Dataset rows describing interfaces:
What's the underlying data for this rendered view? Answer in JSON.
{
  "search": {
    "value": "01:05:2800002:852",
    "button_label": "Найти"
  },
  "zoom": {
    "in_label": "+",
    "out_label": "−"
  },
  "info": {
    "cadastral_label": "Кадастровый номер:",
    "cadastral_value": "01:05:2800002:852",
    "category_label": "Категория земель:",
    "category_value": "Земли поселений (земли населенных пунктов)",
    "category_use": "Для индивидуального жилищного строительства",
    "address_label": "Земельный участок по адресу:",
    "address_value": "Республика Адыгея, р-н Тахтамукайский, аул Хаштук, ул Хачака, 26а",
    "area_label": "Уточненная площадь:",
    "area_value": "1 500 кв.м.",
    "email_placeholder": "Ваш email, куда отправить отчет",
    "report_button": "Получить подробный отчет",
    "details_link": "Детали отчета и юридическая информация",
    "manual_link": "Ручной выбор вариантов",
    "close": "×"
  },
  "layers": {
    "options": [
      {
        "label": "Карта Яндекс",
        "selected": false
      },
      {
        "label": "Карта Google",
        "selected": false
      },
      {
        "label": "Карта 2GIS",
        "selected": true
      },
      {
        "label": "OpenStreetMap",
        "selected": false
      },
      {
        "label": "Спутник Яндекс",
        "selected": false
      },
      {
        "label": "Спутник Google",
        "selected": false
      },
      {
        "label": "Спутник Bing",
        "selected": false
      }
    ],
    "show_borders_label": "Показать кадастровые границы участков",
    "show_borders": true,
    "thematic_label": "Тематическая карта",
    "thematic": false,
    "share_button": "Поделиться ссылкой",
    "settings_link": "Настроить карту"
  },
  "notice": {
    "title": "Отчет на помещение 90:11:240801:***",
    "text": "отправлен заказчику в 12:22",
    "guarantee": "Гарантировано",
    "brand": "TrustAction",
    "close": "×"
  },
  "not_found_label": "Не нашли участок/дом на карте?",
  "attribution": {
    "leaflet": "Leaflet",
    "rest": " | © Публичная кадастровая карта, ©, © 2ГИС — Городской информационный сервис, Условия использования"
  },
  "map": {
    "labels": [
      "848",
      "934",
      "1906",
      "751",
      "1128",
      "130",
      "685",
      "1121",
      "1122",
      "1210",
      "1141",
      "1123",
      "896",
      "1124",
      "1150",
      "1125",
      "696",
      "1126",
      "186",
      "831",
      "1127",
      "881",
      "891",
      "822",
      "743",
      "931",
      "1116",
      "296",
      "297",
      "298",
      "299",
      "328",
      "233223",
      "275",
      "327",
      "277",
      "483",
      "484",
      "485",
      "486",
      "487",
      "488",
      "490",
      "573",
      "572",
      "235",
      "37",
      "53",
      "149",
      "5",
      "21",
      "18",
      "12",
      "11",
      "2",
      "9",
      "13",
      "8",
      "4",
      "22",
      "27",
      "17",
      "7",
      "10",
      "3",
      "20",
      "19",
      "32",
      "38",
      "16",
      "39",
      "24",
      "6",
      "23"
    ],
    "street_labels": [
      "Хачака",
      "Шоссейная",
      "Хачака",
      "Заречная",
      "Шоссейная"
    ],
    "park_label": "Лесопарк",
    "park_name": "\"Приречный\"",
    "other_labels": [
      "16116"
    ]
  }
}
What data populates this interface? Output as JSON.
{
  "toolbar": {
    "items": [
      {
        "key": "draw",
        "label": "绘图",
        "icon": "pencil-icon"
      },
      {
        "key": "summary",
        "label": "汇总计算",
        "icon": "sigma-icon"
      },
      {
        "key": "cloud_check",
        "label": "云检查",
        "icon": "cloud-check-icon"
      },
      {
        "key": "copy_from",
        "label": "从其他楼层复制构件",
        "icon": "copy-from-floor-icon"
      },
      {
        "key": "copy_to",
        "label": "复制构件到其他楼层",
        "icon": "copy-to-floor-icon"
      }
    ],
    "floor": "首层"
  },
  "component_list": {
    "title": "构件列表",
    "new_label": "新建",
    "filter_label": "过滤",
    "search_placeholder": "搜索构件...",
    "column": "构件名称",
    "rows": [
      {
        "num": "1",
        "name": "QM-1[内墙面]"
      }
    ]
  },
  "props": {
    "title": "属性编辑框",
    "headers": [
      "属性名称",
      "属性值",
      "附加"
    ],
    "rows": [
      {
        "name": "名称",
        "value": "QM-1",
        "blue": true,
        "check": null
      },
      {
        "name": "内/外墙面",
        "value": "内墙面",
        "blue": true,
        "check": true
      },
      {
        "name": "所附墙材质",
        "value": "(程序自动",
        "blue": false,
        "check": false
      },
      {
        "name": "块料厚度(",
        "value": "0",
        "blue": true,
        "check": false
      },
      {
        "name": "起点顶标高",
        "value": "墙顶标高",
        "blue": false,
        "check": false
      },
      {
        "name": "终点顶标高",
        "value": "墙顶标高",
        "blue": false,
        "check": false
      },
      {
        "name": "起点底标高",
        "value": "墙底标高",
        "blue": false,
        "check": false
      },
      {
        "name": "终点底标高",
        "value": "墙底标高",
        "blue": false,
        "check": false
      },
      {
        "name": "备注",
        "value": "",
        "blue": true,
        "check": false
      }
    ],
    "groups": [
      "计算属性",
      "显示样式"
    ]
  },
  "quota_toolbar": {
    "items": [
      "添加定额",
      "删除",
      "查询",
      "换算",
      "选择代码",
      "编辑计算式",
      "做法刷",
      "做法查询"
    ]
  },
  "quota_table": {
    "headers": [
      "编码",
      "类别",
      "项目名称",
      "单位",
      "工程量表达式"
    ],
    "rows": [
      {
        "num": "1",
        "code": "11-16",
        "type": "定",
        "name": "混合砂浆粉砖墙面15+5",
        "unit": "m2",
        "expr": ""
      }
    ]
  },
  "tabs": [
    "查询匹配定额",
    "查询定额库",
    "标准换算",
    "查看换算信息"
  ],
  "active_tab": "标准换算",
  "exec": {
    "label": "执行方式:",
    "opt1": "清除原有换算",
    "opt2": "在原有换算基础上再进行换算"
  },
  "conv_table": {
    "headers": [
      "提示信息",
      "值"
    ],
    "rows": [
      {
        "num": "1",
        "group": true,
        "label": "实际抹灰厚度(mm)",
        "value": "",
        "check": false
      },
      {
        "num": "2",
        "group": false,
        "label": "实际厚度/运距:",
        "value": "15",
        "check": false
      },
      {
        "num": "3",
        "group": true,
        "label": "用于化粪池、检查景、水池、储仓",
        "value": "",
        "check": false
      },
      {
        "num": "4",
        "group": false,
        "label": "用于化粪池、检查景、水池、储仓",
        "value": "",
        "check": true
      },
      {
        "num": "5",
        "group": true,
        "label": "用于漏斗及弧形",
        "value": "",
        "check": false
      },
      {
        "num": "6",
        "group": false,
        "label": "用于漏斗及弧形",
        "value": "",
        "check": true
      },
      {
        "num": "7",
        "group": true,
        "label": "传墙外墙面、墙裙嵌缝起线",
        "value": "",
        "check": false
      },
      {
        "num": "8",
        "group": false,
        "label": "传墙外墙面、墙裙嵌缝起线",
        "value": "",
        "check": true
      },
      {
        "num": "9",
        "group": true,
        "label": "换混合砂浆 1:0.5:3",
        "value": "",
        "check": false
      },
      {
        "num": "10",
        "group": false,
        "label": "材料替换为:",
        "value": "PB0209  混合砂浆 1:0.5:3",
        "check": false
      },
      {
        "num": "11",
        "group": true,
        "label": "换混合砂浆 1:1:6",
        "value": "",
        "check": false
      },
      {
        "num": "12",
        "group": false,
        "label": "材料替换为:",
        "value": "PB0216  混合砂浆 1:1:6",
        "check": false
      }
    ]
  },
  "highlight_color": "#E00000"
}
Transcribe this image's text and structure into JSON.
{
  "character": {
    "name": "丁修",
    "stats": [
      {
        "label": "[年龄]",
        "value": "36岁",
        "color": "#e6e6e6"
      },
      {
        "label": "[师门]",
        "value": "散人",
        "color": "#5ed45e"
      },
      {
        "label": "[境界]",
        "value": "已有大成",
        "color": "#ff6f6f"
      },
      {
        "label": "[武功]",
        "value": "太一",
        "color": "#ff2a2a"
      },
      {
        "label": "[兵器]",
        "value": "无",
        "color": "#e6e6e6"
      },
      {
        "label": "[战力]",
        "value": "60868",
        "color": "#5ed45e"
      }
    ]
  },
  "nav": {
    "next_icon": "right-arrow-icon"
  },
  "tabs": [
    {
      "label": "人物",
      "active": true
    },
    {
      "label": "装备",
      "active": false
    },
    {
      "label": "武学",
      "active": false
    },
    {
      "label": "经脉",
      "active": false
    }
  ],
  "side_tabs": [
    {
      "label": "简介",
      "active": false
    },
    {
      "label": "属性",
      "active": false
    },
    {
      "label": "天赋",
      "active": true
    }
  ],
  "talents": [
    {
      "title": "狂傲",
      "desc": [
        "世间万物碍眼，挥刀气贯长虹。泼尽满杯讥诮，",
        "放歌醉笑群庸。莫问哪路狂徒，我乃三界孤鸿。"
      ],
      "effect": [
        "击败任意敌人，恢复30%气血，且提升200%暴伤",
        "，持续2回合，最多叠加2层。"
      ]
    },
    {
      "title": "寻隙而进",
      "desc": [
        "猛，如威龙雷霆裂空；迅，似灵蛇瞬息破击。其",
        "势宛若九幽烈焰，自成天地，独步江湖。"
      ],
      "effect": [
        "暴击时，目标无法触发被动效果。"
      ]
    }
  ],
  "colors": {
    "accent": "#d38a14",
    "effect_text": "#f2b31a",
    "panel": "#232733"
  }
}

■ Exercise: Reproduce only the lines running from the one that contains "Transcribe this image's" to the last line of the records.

■ Answer section:
Transcribe this image's text and structure into JSON.
{
  "character": {
    "name": "丁修",
    "stats": [
      {
        "label": "[年龄]",
        "value": "36岁",
        "color": "#e6e6e6"
      },
      {
        "label": "[师门]",
        "value": "散人",
        "color": "#5ed45e"
      },
      {
        "label": "[境界]",
        "value": "已有大成",
        "color": "#ff6f6f"
      },
      {
        "label": "[武功]",
        "value": "太一",
        "color": "#ff2a2a"
      },
      {
        "label": "[兵器]",
        "value": "无",
        "color": "#e6e6e6"
      },
      {
        "label": "[战力]",
        "value": "60868",
        "color": "#5ed45e"
      }
    ]
  },
  "nav": {
    "next_icon": "right-arrow-icon"
  },
  "tabs": [
    {
      "label": "人物",
      "active": true
    },
    {
      "label": "装备",
      "active": false
    },
    {
      "label": "武学",
      "active": false
    },
    {
      "label": "经脉",
      "active": false
    }
  ],
  "side_tabs": [
    {
      "label": "简介",
      "active": false
    },
    {
      "label": "属性",
      "active": false
    },
    {
      "label": "天赋",
      "active": true
    }
  ],
  "talents": [
    {
      "title": "狂傲",
      "desc": [
        "世间万物碍眼，挥刀气贯长虹。泼尽满杯讥诮，",
        "放歌醉笑群庸。莫问哪路狂徒，我乃三界孤鸿。"
      ],
      "effect": [
        "击败任意敌人，恢复30%气血，且提升200%暴伤",
        "，持续2回合，最多叠加2层。"
      ]
    },
    {
      "title": "寻隙而进",
      "desc": [
        "猛，如威龙雷霆裂空；迅，似灵蛇瞬息破击。其",
        "势宛若九幽烈焰，自成天地，独步江湖。"
      ],
      "effect": [
        "暴击时，目标无法触发被动效果。"
      ]
    }
  ],
  "colors": {
    "accent": "#d38a14",
    "effect_text": "#f2b31a",
    "panel": "#232733"
  }
}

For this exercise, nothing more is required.